We first experienced Canon’s Dual-pixel AF system on Canon’s EOS 70D camera and were very impressed by its performance in video. Canon’s latest flagship, the 5D Mark IV, brings dual-pixel RAW support to images.
The dual-pixel sensor that Canon uses essentially splits the pixels in half. One-half is used to assist focus while the other is used like a regular pixel. This system is supposed to be very similar in function to our eyes. Normal digital cameras treat the scene as a still image, even when recording video.
This is fine for video, but how does it help photos? Canon’s dual-pixel RAW format captures some amount of depth data, the same that’s used for processing focus. With the right tools, Canon’s Digital Photo Professional software in this case, one’s images stand to benefit greatly.
Canon says that the benefits of dual-pixel RAW are three-fold:
- Image focus can now be fine-tuned after snapping the image. ‘Fine-tuned’ is the keyword here. You can’t just switch focus to another subject entirely, as on the Lightroom, but you can adjust the focus as you would when you slightly adjust the focus ring on your lens.
- The second advantage is something called bokeh shift, where you can shift the background a little bit to the right or left if you so desire.

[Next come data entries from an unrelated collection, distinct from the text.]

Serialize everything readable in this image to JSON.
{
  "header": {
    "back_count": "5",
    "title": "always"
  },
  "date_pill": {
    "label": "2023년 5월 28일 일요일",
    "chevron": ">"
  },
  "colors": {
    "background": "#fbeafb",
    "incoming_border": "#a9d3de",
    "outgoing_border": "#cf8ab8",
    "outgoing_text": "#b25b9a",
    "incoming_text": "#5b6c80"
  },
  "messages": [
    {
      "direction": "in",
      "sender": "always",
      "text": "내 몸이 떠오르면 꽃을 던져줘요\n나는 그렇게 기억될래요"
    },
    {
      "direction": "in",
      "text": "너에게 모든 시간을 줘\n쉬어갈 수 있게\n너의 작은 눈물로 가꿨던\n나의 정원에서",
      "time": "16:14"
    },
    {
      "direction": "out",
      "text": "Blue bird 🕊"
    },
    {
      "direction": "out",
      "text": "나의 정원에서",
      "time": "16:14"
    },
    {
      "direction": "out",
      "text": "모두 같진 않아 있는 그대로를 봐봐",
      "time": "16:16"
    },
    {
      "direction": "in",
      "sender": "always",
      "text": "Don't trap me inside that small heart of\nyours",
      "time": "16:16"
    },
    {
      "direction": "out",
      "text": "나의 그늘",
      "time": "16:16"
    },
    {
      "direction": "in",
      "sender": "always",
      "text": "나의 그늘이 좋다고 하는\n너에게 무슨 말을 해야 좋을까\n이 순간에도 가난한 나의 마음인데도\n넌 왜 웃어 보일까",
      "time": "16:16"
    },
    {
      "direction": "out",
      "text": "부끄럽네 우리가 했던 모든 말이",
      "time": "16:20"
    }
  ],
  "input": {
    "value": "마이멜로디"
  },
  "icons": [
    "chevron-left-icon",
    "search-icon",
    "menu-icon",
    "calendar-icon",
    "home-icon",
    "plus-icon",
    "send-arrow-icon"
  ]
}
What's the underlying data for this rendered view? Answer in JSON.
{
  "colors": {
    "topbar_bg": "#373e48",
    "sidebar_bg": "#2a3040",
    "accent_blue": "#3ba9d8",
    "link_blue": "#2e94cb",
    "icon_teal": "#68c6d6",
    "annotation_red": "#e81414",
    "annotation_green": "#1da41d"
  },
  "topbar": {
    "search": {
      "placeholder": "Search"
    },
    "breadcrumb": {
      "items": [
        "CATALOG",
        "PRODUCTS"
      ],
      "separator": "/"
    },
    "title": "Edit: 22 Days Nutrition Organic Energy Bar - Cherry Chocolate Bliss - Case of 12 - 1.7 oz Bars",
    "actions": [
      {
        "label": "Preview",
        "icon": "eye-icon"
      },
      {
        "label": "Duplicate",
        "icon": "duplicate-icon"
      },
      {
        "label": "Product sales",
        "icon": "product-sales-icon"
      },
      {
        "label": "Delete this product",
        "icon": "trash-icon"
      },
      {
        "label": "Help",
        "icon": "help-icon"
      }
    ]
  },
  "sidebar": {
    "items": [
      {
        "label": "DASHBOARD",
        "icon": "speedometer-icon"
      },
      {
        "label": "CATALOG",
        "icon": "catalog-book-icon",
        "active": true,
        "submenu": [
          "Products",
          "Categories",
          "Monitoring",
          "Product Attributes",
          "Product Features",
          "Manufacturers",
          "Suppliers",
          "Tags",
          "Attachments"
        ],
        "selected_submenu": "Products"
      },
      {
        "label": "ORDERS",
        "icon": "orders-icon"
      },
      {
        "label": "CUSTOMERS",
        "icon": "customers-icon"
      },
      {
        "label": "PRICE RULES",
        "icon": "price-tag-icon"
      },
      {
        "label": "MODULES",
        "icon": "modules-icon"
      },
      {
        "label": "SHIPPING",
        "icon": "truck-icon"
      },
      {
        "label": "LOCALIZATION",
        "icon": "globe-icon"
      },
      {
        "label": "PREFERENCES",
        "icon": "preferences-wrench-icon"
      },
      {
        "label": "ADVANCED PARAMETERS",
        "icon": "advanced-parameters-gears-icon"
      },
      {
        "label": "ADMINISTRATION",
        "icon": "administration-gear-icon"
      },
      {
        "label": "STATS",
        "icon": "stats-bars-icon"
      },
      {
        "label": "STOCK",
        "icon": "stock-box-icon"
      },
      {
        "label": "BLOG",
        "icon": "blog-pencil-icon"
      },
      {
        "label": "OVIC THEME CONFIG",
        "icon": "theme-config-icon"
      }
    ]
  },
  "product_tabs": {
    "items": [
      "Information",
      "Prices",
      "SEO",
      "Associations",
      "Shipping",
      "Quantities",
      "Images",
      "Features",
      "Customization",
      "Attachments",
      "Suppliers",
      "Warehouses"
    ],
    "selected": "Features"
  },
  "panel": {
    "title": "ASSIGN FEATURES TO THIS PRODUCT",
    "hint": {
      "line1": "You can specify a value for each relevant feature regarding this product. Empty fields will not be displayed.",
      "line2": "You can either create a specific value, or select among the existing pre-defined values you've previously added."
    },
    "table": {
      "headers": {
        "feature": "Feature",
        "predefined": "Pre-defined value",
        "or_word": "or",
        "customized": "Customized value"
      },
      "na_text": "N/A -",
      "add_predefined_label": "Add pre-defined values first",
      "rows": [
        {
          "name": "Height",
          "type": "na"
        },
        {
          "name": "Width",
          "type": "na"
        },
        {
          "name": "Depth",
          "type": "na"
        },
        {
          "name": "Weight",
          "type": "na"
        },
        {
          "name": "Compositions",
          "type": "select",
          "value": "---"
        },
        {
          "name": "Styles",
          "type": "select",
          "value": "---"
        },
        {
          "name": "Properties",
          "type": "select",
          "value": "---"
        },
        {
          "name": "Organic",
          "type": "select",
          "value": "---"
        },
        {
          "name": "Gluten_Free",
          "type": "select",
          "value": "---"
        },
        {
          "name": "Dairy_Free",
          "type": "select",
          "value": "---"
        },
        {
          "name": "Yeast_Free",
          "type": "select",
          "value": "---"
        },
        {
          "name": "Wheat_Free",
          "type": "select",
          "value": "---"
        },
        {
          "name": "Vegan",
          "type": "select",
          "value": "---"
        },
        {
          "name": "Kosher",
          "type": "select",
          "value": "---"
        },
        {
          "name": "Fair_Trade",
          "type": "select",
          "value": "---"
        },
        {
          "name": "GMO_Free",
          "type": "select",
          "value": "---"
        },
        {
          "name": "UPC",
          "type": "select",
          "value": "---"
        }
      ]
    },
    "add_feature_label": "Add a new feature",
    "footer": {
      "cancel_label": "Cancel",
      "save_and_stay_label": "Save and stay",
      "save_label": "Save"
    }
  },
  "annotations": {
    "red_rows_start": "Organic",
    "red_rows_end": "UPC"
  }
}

- The last advantage is that apparently, certain types of lens-flare can be drastically reduced.
The only problem with dual-pixel RAW is that it’s currently unsupported by any commercial software other than Canon’s own Digital Photo Professional. Adobe has, however, told Cnet that they’re working on Lightroom support for the format.
There’s no word yet on Photoshop support.